Two thousand years ago there was a thriving commercial center and port [More]
- 10:10 am Monday, July 7th, 2014 by Greg Bluestein, Daniel Malloy and Jim Galloway
If you want to know why both David Perdue and Jack Kingston see north Georgia as the key to their U.S. Senate races, just look at the drain that is south Georgia.
According to both No. 4: Albany (- 1.42 percent, current population 76,185)
No. 7 Macon (-1.31 percent, current population 89,981)
Gov. Nathan Deal and his Democratic challenger Jason Carter traded barbs in the Opinion pages of Sunday’s AJC. In case you missed it, here are some of the highlights.
Deal stuck to the familiar trope of highlighting this year’s increase in K-12 funding and his championing of the charter school amendment [More]

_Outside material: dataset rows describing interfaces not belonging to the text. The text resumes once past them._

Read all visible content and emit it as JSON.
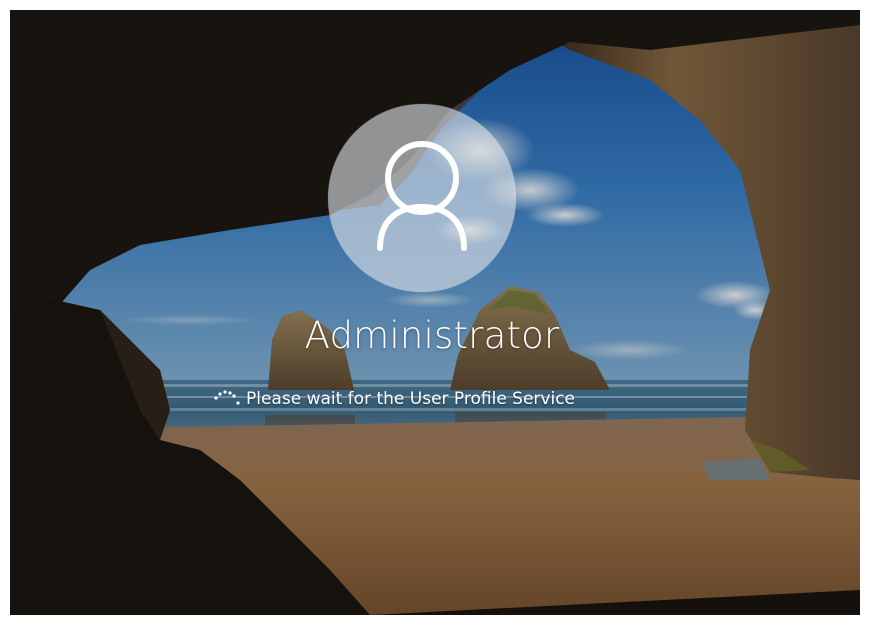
{
  "lock_screen": {
    "background": "sea-cave-beach-wallpaper",
    "colors": {
      "sky": "#2f78c2",
      "sea": "#3c6a8c",
      "sand": "#a07a55",
      "cave": "#171310",
      "text": "#ffffff"
    }
  },
  "login": {
    "avatar_icon": "user-icon",
    "username": "Administrator",
    "status_icon": "loading-spinner-icon",
    "status_text": "Please wait for the User Profile Service"
  }
}
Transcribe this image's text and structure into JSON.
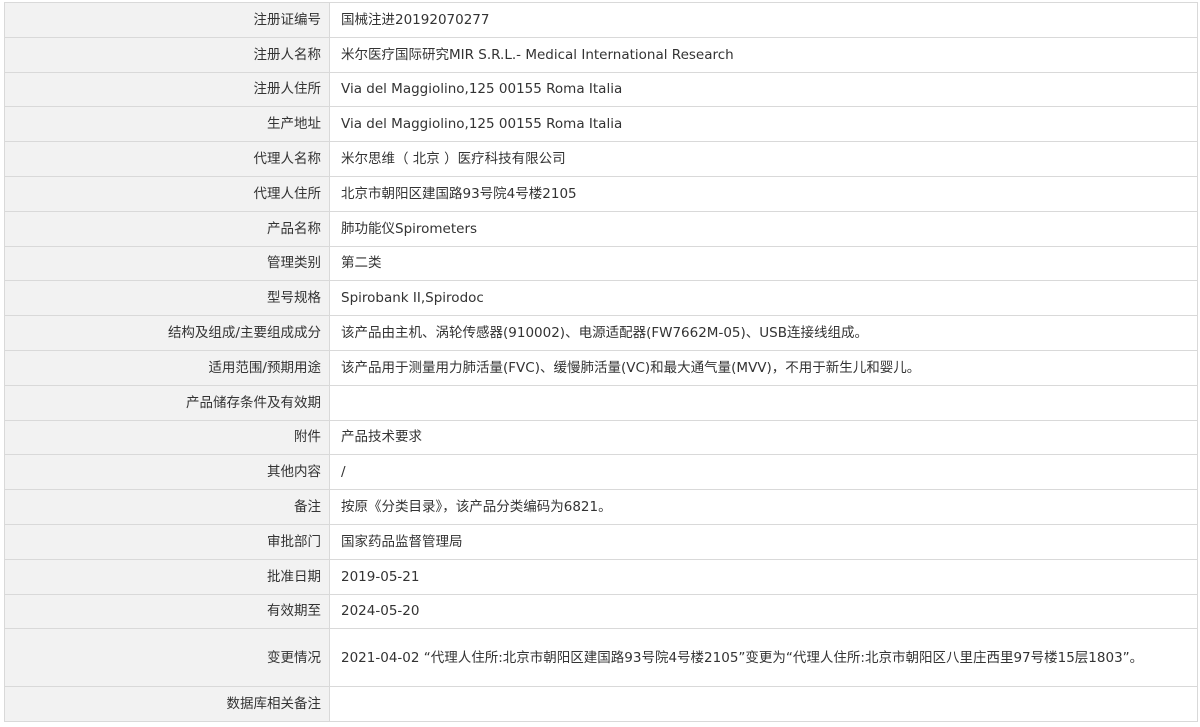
{
  "rows": [
    {
      "label": "注册证编号",
      "value": "国械注进20192070277"
    },
    {
      "label": "注册人名称",
      "value": "米尔医疗国际研究MIR S.R.L.- Medical International Research"
    },
    {
      "label": "注册人住所",
      "value": "Via del Maggiolino,125 00155 Roma Italia"
    },
    {
      "label": "生产地址",
      "value": "Via del Maggiolino,125 00155 Roma Italia"
    },
    {
      "label": "代理人名称",
      "value": "米尔思维（ 北京 ）医疗科技有限公司"
    },
    {
      "label": "代理人住所",
      "value": "北京市朝阳区建国路93号院4号楼2105"
    },
    {
      "label": "产品名称",
      "value": "肺功能仪Spirometers"
    },
    {
      "label": "管理类别",
      "value": "第二类"
    },
    {
      "label": "型号规格",
      "value": "Spirobank II,Spirodoc"
    },
    {
      "label": "结构及组成/主要组成成分",
      "value": "该产品由主机、涡轮传感器(910002)、电源适配器(FW7662M-05)、USB连接线组成。"
    },
    {
      "label": "适用范围/预期用途",
      "value": "该产品用于测量用力肺活量(FVC)、缓慢肺活量(VC)和最大通气量(MVV)，不用于新生儿和婴儿。"
    },
    {
      "label": "产品储存条件及有效期",
      "value": ""
    },
    {
      "label": "附件",
      "value": "产品技术要求"
    },
    {
      "label": "其他内容",
      "value": "/"
    },
    {
      "label": "备注",
      "value": "按原《分类目录》，该产品分类编码为6821。"
    },
    {
      "label": "审批部门",
      "value": "国家药品监督管理局"
    },
    {
      "label": "批准日期",
      "value": "2019-05-21"
    },
    {
      "label": "有效期至",
      "value": "2024-05-20"
    },
    {
      "label": "变更情况",
      "value": "2021-04-02 “代理人住所:北京市朝阳区建国路93号院4号楼2105”变更为“代理人住所:北京市朝阳区八里庄西里97号楼15层1803”。"
    },
    {
      "label": "数据库相关备注",
      "value": ""
    }
  ]
}
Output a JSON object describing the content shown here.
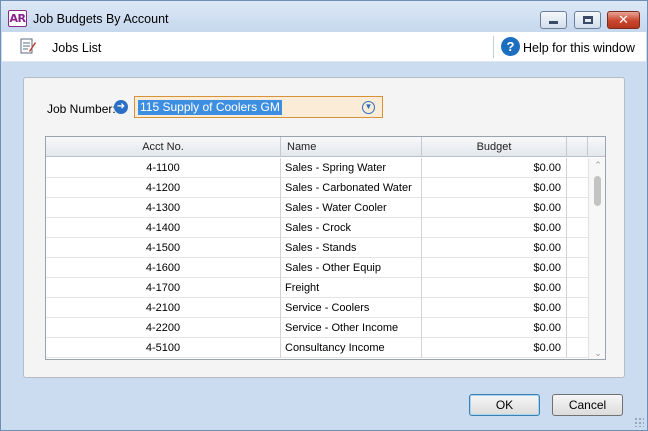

- 9:55 am Thursday, June 19th, 2014 by Daniel Malloy, Greg Bluestein and Jim Galloway
Looks like Georgia’s unofficial state motto, “Deo gratias, quia Mississippi,” needs updating. Only in New Mexico, where net tuition and fees rose a remarkable 188 percent, did state officials shift the cost of college from government to students more than legislators in Georgia. Here, net tuition revenue per student went up by 93 percent as legislators cut education appropriations and reduced the value of the HOPE Scholarship many students depend on for college expenses…
Even though Georgia students pay a lot more in tuition now than five years ago, the average tuition paid by a full-time Georgia student, $4,484, is still [More]
- 4:15 pm Tuesday, May 13th, 2014 by Jim Galloway
If you’re Kyle Williams, you’re feeling particularly lonely today.
The grand old man of the Georgia Democratic party, former Gov. Roy Barnes, is the star of a very tough robocall hitting answering machines in Senate District 42, which on Tuesday will pick a successor to Jason Carter.
Barnes treats Williams’ only rival, Elena Parent, as an incumbent: “She’s a progressive Democrat, and we should keep her.”
And the former governor slams Williams, a Decatur attorney: “Shame on her opponent….I hope you’ll join me in rejecting these Karl Rove-style dirty tricks.” Click here to listen:
The row began with a Williams mailer that lodged this [More]
- 1:10 pm Thursday, May 1st, 2014 by Greg Bluestein
Georgia’s new gun law allows school districts to decide whether to arm teachers and other staffers. State Superintendent John Barge has a different idea aimed at protecting the state’s schools.
Barge, who is challenging Gov. Nathan Deal in the GOP primary, proposes a School Marshal Program that would provide onsite security and video surveillance during school hours and other campus events. He plans to start implementing the program in a handful of schools by the start of the next school year.
- 5:58 pm Wednesday, April 30th, 2014 by Jim Galloway
Over the past few years, Cherokee County has been a breeding ground for a style of politics that rewards the intensity of one’s beliefs, even in the face of actual facts on the ground.
If you believe passionately enough, and loudly enough, this line of thinking goes, then truth can be ignored as a mere inconvenience. Purity of heart and the higher cause trump all.
It is a philosophy that will be dealt a harsh setback Thursday, when a local school board member, her Republican political adviser and a Cherokee County GOP secretary are sentenced for trying to bend reality to their [More]
- 9:30 am Friday, March 28th, 2014 by Jim Galloway, Greg Bluestein and Daniel Malloy
Last week, when the state Senate had its final vote on The bill is now before Gov. Nathan Deal. We’ll let Jeanne Bonner with Georgia Public Broadcasting pick up the thread:
Deal has said pointedly that the legislation is not “part of his agenda” but he’s expected to sign it. Carter, whose family has South Georgia roots, brushed off questions about the bill by saying he’s an “NRA Democrat.”
GPB reached out to several long-term Democrats who said they’re not familiar with that phrase. One political expert mused that Carter may be taking his cue from an ad Democratic Congressman John [More]